Let’s talk about expectations, because right about now I’m expecting Megan Draper to get killed.
I don’t mean just straight up shot or strangled; I mean I’m expecting her to be brutally murdered by the Manson Family the way they killed Sharon Tate in some twisted Matthew Weiner historical fiction sort of way, because that is what the entire internet is getting me to think is about to happen. This whole theory that Don’s wife is somehow connected with the murdered wife of Roman Polanski has cast an even darker and more mysterious shadow over a show that already is all about being weird and filled with possible symbolism.
But like Abe Vigoda, Megan Draper isn’t dead yet. I need to remove this fixation I have and concentrate on the episode at hand, because there was just so much good going on in “A Tale of Two Cities” that it is only right for me to cast aside any death fantasies I have to pay it homage.

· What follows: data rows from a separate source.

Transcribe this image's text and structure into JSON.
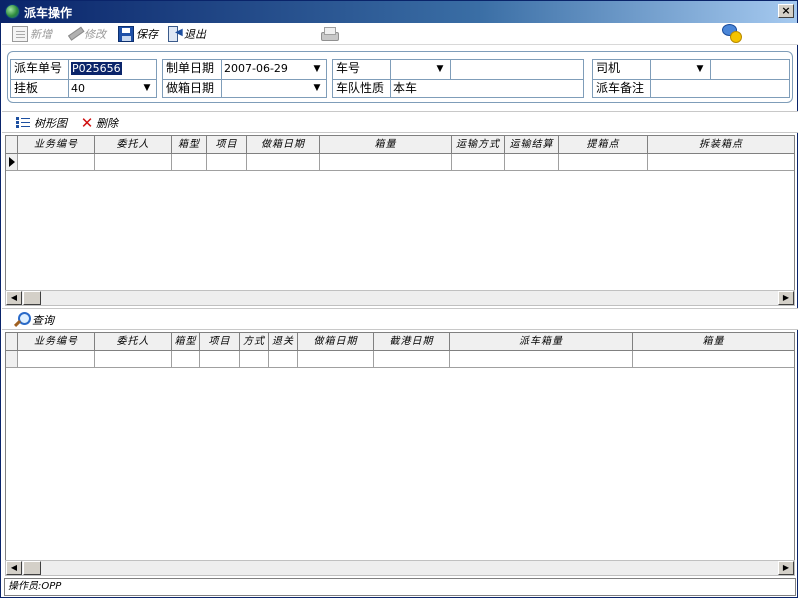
{
  "window": {
    "title": "派车操作",
    "close_label": "×"
  },
  "toolbar": {
    "new_label": "新增",
    "edit_label": "修改",
    "save_label": "保存",
    "exit_label": "退出"
  },
  "form": {
    "dispatch_no": {
      "label": "派车单号",
      "value": "P025656"
    },
    "trailer": {
      "label": "挂板",
      "value": "40"
    },
    "order_date": {
      "label": "制单日期",
      "value": "2007-06-29"
    },
    "box_date": {
      "label": "做箱日期",
      "value": ""
    },
    "truck_no": {
      "label": "车号",
      "value": ""
    },
    "fleet_type": {
      "label": "车队性质",
      "value": "本车"
    },
    "driver": {
      "label": "司机",
      "value": ""
    },
    "remark": {
      "label": "派车备注",
      "value": ""
    }
  },
  "grid1_bar": {
    "tree_label": "树形图",
    "delete_label": "删除"
  },
  "grid1": {
    "columns": [
      "业务编号",
      "委托人",
      "箱型",
      "项目",
      "做箱日期",
      "箱量",
      "运输方式",
      "运输结算",
      "提箱点",
      "拆装箱点"
    ]
  },
  "grid2_bar": {
    "query_label": "查询"
  },
  "grid2": {
    "columns": [
      "业务编号",
      "委托人",
      "箱型",
      "项目",
      "方式",
      "退关",
      "做箱日期",
      "截港日期",
      "派车箱量",
      "箱量"
    ]
  },
  "status": {
    "operator": "操作员:OPP"
  }
}
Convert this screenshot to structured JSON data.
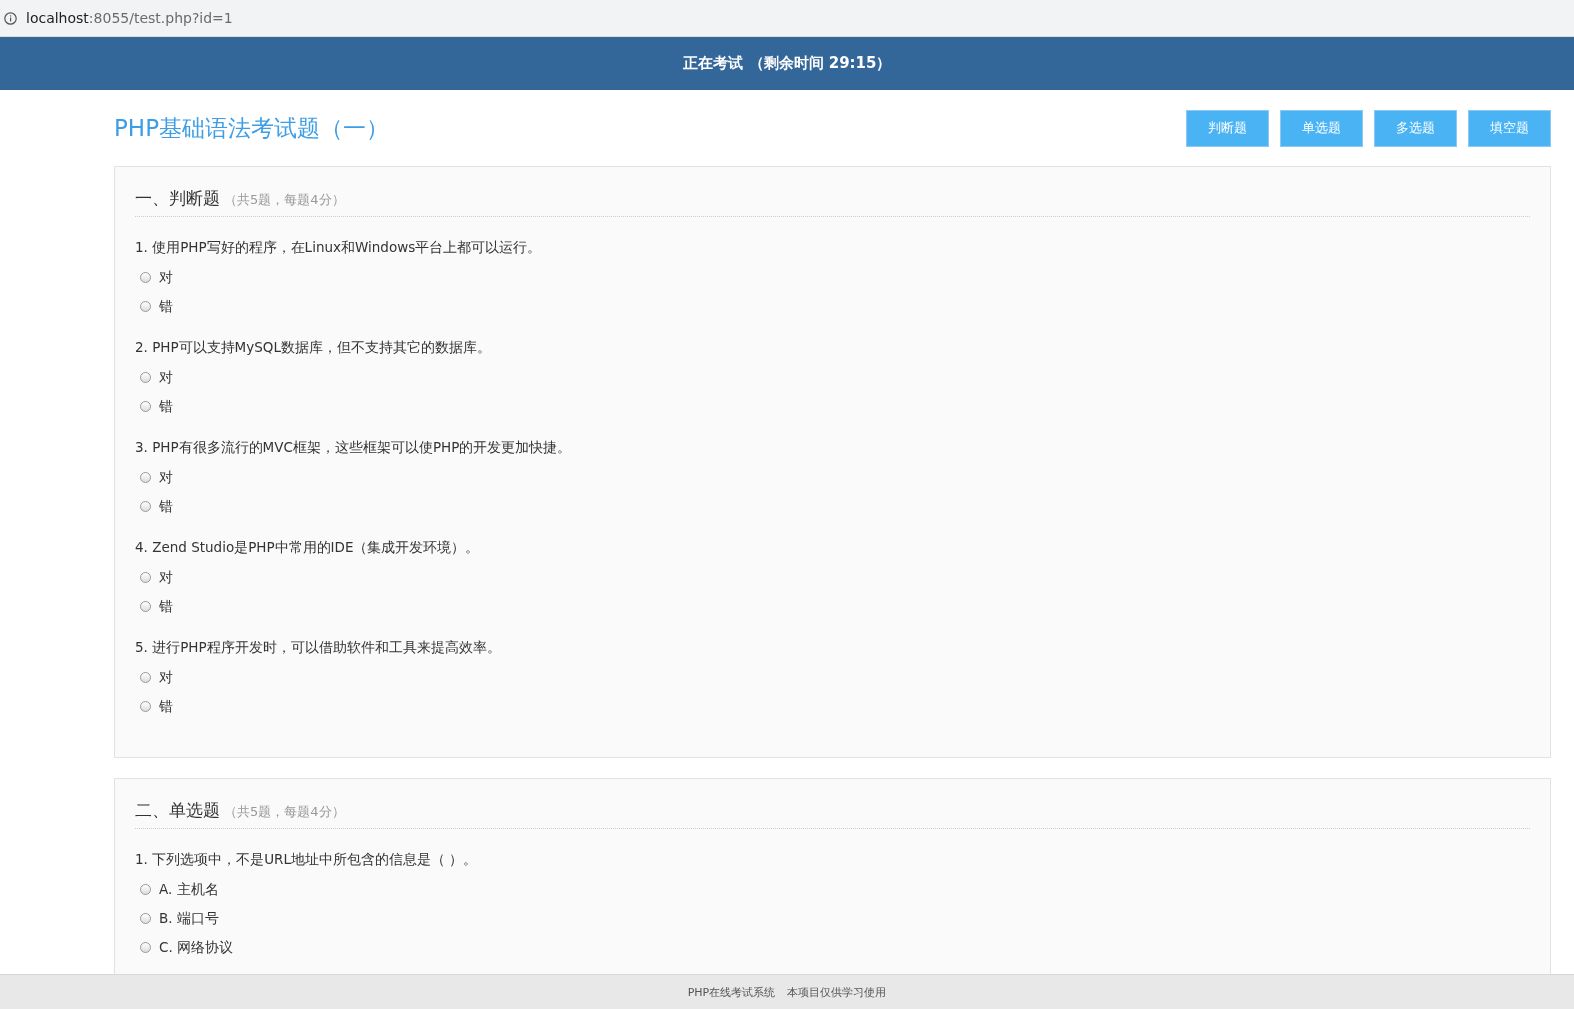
{
  "address_bar": {
    "host": "localhost",
    "path": ":8055/test.php?id=1"
  },
  "header": {
    "status": "正在考试",
    "timer": "（剩余时间 29:15）"
  },
  "title": "PHP基础语法考试题（一）",
  "nav_buttons": [
    "判断题",
    "单选题",
    "多选题",
    "填空题"
  ],
  "sections": [
    {
      "heading": "一、判断题",
      "note": "（共5题，每题4分）",
      "questions": [
        {
          "text": "1. 使用PHP写好的程序，在Linux和Windows平台上都可以运行。",
          "options": [
            {
              "label": "对",
              "selected": false
            },
            {
              "label": "错",
              "selected": false
            }
          ]
        },
        {
          "text": "2. PHP可以支持MySQL数据库，但不支持其它的数据库。",
          "options": [
            {
              "label": "对",
              "selected": false
            },
            {
              "label": "错",
              "selected": false
            }
          ]
        },
        {
          "text": "3. PHP有很多流行的MVC框架，这些框架可以使PHP的开发更加快捷。",
          "options": [
            {
              "label": "对",
              "selected": false
            },
            {
              "label": "错",
              "selected": false
            }
          ]
        },
        {
          "text": "4. Zend Studio是PHP中常用的IDE（集成开发环境）。",
          "options": [
            {
              "label": "对",
              "selected": false
            },
            {
              "label": "错",
              "selected": false
            }
          ]
        },
        {
          "text": "5. 进行PHP程序开发时，可以借助软件和工具来提高效率。",
          "options": [
            {
              "label": "对",
              "selected": false
            },
            {
              "label": "错",
              "selected": false
            }
          ]
        }
      ]
    },
    {
      "heading": "二、单选题",
      "note": "（共5题，每题4分）",
      "questions": [
        {
          "text": "1. 下列选项中，不是URL地址中所包含的信息是（ ）。",
          "options": [
            {
              "label": "A. 主机名",
              "selected": false
            },
            {
              "label": "B. 端口号",
              "selected": false
            },
            {
              "label": "C. 网络协议",
              "selected": false
            }
          ]
        }
      ]
    }
  ],
  "footer": [
    "PHP在线考试系统",
    "本项目仅供学习使用"
  ]
}
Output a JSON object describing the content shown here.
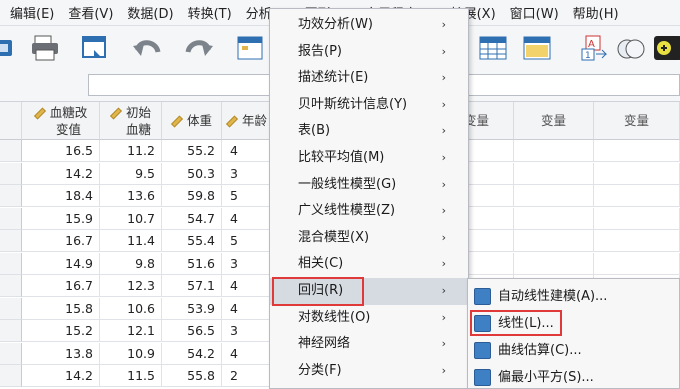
{
  "menubar": {
    "items": [
      "编辑(E)",
      "查看(V)",
      "数据(D)",
      "转换(T)",
      "分析(A)",
      "图形(G)",
      "实用程序(U)",
      "扩展(X)",
      "窗口(W)",
      "帮助(H)"
    ]
  },
  "toolbar": {
    "icons": [
      "open-file-icon",
      "print-icon",
      "recall-dialog-icon",
      "undo-icon",
      "redo-icon",
      "goto-case-icon",
      "variables-icon",
      "weight-cases-icon",
      "select-cases-icon",
      "value-labels-icon",
      "use-sets-icon"
    ]
  },
  "grid": {
    "headers": [
      "血糖改\n变值",
      "初始\n血糖",
      "体重",
      "年龄"
    ],
    "empty_headers": [
      "变量",
      "变量",
      "变量"
    ],
    "rows": [
      [
        "16.5",
        "11.2",
        "55.2",
        "4"
      ],
      [
        "14.2",
        "9.5",
        "50.3",
        "3"
      ],
      [
        "18.4",
        "13.6",
        "59.8",
        "5"
      ],
      [
        "15.9",
        "10.7",
        "54.7",
        "4"
      ],
      [
        "16.7",
        "11.4",
        "55.4",
        "5"
      ],
      [
        "14.9",
        "9.8",
        "51.6",
        "3"
      ],
      [
        "16.7",
        "12.3",
        "57.1",
        "4"
      ],
      [
        "15.8",
        "10.6",
        "53.9",
        "4"
      ],
      [
        "15.2",
        "12.1",
        "56.5",
        "3"
      ],
      [
        "13.8",
        "10.9",
        "54.2",
        "4"
      ],
      [
        "14.2",
        "11.5",
        "55.8",
        "2"
      ]
    ]
  },
  "analyze_menu": {
    "items": [
      {
        "label": "功效分析(W)"
      },
      {
        "label": "报告(P)"
      },
      {
        "label": "描述统计(E)"
      },
      {
        "label": "贝叶斯统计信息(Y)"
      },
      {
        "label": "表(B)"
      },
      {
        "label": "比较平均值(M)"
      },
      {
        "label": "一般线性模型(G)"
      },
      {
        "label": "广义线性模型(Z)"
      },
      {
        "label": "混合模型(X)"
      },
      {
        "label": "相关(C)"
      },
      {
        "label": "回归(R)"
      },
      {
        "label": "对数线性(O)"
      },
      {
        "label": "神经网络"
      },
      {
        "label": "分类(F)"
      }
    ],
    "arrow": "›",
    "highlighted": "回归(R)"
  },
  "regression_submenu": {
    "items": [
      {
        "label": "自动线性建模(A)...",
        "icon": "auto-linear-icon"
      },
      {
        "label": "线性(L)...",
        "icon": "linear-regression-icon"
      },
      {
        "label": "曲线估算(C)...",
        "icon": "curve-estimation-icon"
      },
      {
        "label": "偏最小平方(S)...",
        "icon": "partial-least-squares-icon"
      }
    ],
    "highlighted": "线性(L)..."
  },
  "colors": {
    "highlight_box": "#e0393a",
    "menu_bg": "#f7f7f7",
    "active_bg": "#d6dbe2"
  }
}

Since I’m off the Megan death trip for the time being, let’s take a moment to appreciate Joan doing a little Sheryl Sandberg leaning in, and going over Pete’s receding hairline to nab Avon. Let’s also appreciate the fact that while Peggy starts out acting like a little church mouse that wants nothing to do with it, soon enough she’s on Team Joan, and all of a sudden I’m wondering if there could be some sort of spinoff show starring the pair of two take no prisoner ladies running a Manhattan ad firm in the 1970s. (I’ll also gladly take an 80s Don Draper show.)
There’s so much in this episode that it’s hard to pick out other highlights, but obviously the backdrop of the 1968 Democratic National Convention taking place, and one of the Carnation bosses kvetching about the hippies that were getting beaten being a disgrace to the country, and how “Dutch Reagen is a patriot,” and not future president Nixon. There’s Bob Benson getting psyched up to go into his first big meeting with a client by listening to some motivational record, but then having to play the part of the motivator by yelling at a timid Ginsberg, “Manischewitz are good people; they’re your people!” That was great.
People smoke drugs (Don: hashish, Pete: weed), Roger gets punched in the balls (amazing), and there is trouble in paradise between the two firms because they can’t seem to play nice together.
And the descent into the Inferno continues…